However, MS did port the .NET stack and hence pretty much anything written in VS will run just fine. Sure, I'm guessing some file locations have moved, etc..., but the code itself will run just fine.

In short, Win7 mobile probably has plenty of the same holes as regular Win7, especially the .NET related ones.

Reply Parent Score: 1

RE[2]: different stack
by nt_jerkface on Wed 13th Oct 2010 07:27 in reply to "RE: different stack"
nt_jerkface Member since:
2009-08-26

No, that's incorrect. Sure, your "average" assembly code won't run on the platform directly, but assembly is anything but average and my opinion would be that less then %5, maybe even %1, of malware would have any assembly code in it.


Assembly code has nothing to do with it. WP7 can not execute a standard Win32 exe. Windows malware makes Win32 specific calls in order to keep itself alive. Not only is WP7 unable to process a Win32 executable but even if it could the exchange would look like this:

Malware: Requesting standard access to the registry.
WP7: What the hell are you talking about?



However, MS did port the .NET stack and hence pretty much anything written in VS will run just fine. Sure, I'm guessing some file locations have moved, etc..., but the code itself will run just fine.

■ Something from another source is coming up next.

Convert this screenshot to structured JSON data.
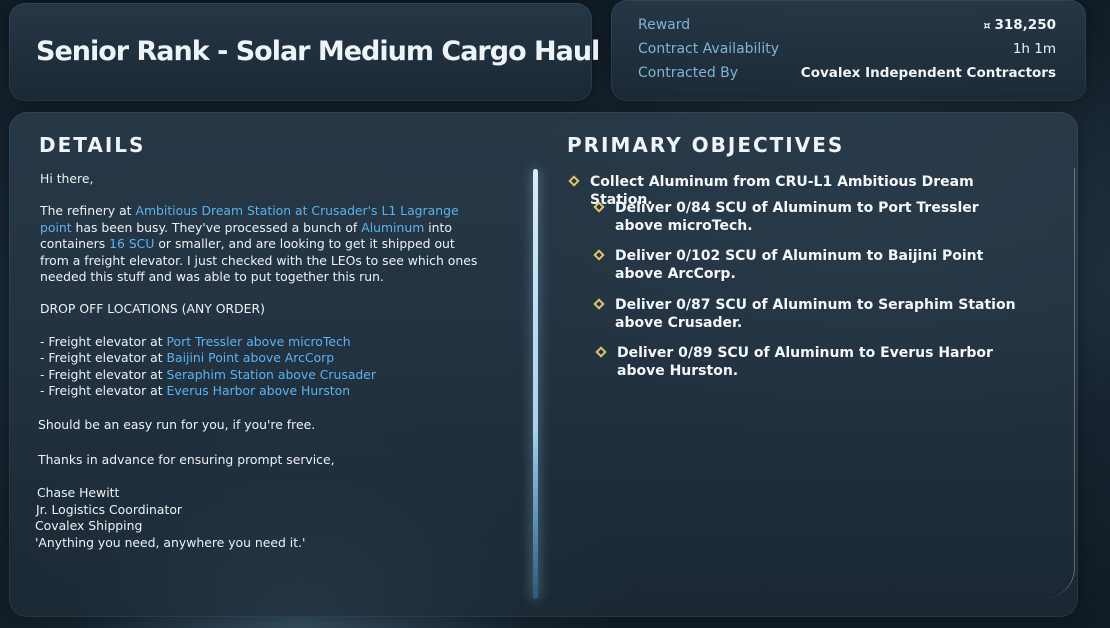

In short, Win7 mobile probably has plenty of the same holes as regular Win7, especially the .NET related ones.


First of all the vast majority of malware that is not installed voluntarily take advantage of buffer overruns. Both Java and C#/.NET are interpreted languages that require bounds checking to prevent them from happening.

If what you are really saying is that trojans written in .net can be ported to WP7 well that means nothing since trojans can be placed inside Android apps as well. Since WP7 doesn't allow outside apps Android is actually more vulnerable to this type of attack.

Saying that WP7 will be a security risk because of .NET makes about as much sense as saying that Xbox is a security risk because of .NET or that Linux distros are at risk because of Mono.

Edited 2010-10-13 07:31 UTC

Reply Parent Score: 4